Merits of Oracle Database
1. Data Security and Integrity:
Oracle is renowned for its robust security features. It provides advanced security options like Transparent Data Encryption (TDE) and fine-grained access control, ensuring that your data is protected from unauthorized access and threats.
2. High Performance:
Oracle Database is optimized for high performance. It can efficiently handle large volumes of data and complex queries, making it suitable for data-intensive applications and systems.
Oracle supports horizontal and vertical scaling, allowing organizations to expand their database infrastructure as their data requirements grow. This makes it a suitable choice for both small startups and large enterprises.
4. Disaster Recovery:
Oracle offers various backup and recovery options, ensuring that your data is protected against system failures and disasters. Features like Oracle Data Guard enable real-time data replication to a standby database, enhancing disaster recovery capabilities.
5. Comprehensive Management Tools:

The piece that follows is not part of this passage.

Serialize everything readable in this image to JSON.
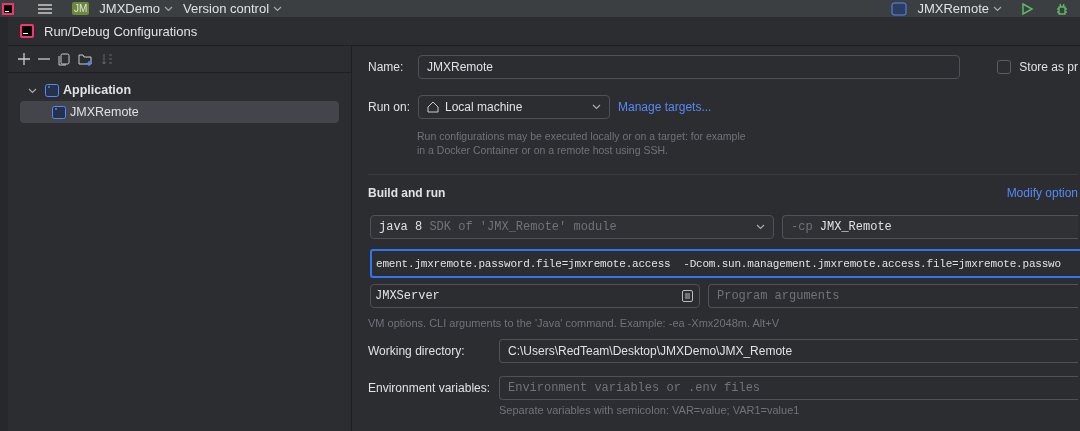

Oracle provides a range of management tools and utilities that simplify database administration, including Oracle Enterprise Manager, which offers centralized monitoring and administration.
Demerits of Oracle Database
One of the most significant drawbacks of Oracle Database is its cost. Licensing fees, support contracts, and hardware requirements can be quite expensive, making it less affordable for smaller businesses and startups.
Oracle Database can be complex to set up and manage. It may require skilled database administrators to handle tasks like installation, configuration, and maintenance effectively.
3. Resource Intensive:
Oracle databases can be resource-intensive, particularly when dealing with large data volumes. This can lead to increased hardware and operational costs.
4. Licensing and Audit Risks:
Oracle is known for its stringent licensing policies, and audits are not uncommon. Organizations must be vigilant to ensure compliance, as non-compliance can result in costly penalties.
The database market is highly competitive, with open-source alternatives like MySQL, PostgreSQL, and NoSQL databases gaining popularity. These alternatives offer robust features and lower costs, making them appealing to businesses seeking cost-effective solutions.
Oracle Database has established itself as a powerful and feature-rich RDBMS. It is well-suited for large enterprises with substantial data management needs and the financial resources to support it. However, the cost and complexity of Oracle Database may deter smaller businesses and startups. When considering Oracle Database, organizations should carefully weigh its merits and demerits against their specific needs and budget constraints to determine if it’s the right choice for their database infrastructure.